─── Extracted information

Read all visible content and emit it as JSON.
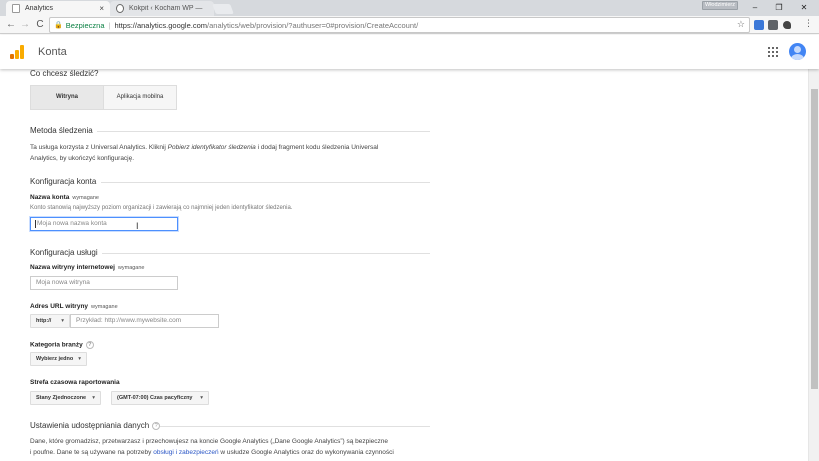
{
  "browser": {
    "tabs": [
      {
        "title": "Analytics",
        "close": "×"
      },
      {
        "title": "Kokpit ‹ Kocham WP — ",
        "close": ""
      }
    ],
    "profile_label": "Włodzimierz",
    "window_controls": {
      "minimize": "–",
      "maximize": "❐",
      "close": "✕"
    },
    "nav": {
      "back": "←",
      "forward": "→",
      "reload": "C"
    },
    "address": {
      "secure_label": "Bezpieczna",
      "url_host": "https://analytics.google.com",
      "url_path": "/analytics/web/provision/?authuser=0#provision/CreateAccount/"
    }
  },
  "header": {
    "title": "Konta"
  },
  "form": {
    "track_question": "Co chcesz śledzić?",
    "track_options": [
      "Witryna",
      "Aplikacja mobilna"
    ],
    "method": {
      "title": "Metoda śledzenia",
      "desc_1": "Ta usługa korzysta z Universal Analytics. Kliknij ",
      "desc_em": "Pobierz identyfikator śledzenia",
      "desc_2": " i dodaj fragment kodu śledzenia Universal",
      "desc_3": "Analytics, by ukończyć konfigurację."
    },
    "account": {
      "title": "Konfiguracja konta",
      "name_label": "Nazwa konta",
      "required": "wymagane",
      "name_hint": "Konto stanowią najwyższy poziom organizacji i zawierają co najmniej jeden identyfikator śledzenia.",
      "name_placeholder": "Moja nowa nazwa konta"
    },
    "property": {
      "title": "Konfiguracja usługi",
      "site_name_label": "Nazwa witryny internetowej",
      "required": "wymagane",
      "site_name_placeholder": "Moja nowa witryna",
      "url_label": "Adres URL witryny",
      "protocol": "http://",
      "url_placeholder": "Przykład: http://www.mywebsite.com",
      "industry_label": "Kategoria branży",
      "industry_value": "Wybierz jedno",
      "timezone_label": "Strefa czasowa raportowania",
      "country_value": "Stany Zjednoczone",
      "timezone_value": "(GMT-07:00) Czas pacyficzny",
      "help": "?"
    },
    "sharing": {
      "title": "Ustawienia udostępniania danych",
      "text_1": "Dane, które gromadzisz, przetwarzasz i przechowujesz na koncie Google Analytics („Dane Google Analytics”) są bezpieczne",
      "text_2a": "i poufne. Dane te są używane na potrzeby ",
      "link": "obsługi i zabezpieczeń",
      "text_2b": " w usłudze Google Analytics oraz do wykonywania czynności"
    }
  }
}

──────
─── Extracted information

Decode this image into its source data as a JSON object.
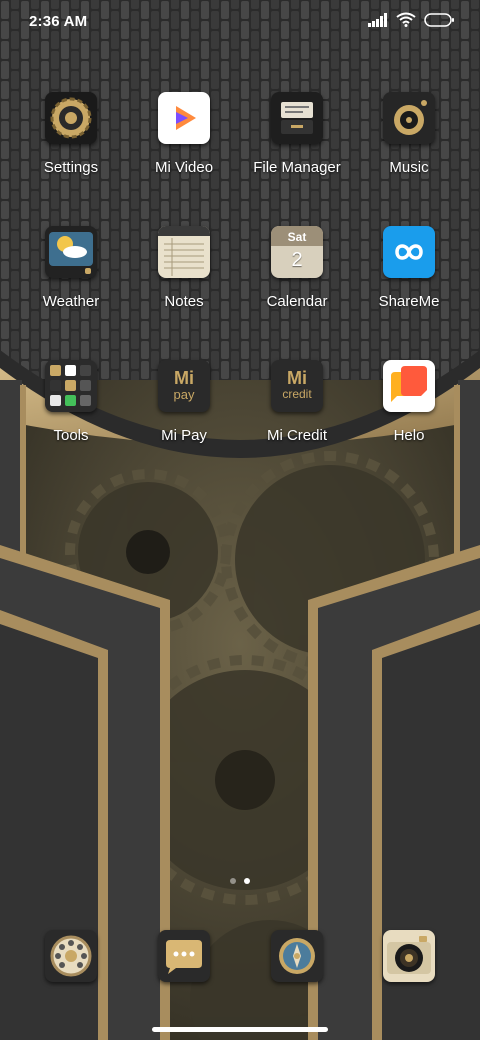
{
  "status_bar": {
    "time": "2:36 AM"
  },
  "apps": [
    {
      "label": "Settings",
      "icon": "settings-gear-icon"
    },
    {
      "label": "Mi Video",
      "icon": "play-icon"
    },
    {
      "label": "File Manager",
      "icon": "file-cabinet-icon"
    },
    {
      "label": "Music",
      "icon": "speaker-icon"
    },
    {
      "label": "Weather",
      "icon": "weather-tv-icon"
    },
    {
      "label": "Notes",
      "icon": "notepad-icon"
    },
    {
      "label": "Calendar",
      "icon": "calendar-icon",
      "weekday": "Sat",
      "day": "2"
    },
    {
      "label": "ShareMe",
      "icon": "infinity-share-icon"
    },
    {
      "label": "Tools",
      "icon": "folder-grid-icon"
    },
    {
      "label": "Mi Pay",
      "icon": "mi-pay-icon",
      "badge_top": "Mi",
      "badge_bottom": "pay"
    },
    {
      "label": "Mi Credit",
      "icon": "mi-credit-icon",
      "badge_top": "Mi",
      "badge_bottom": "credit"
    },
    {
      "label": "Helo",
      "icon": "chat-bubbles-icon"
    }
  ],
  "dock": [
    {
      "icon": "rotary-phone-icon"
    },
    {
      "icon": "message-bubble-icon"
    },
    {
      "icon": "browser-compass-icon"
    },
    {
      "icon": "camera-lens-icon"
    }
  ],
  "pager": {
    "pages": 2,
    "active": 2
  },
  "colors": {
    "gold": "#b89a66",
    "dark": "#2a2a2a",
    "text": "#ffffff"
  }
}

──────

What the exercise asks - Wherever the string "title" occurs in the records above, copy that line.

Result for this task -
        "title": "Analytics",
        "title": "Kokpit ‹ Kocham WP — ",
    "title": "Konta"
      "title": "Metoda śledzenia",
      "title": "Konfiguracja konta",
      "title": "Konfiguracja usługi",
      "title": "Ustawienia udostępniania danych",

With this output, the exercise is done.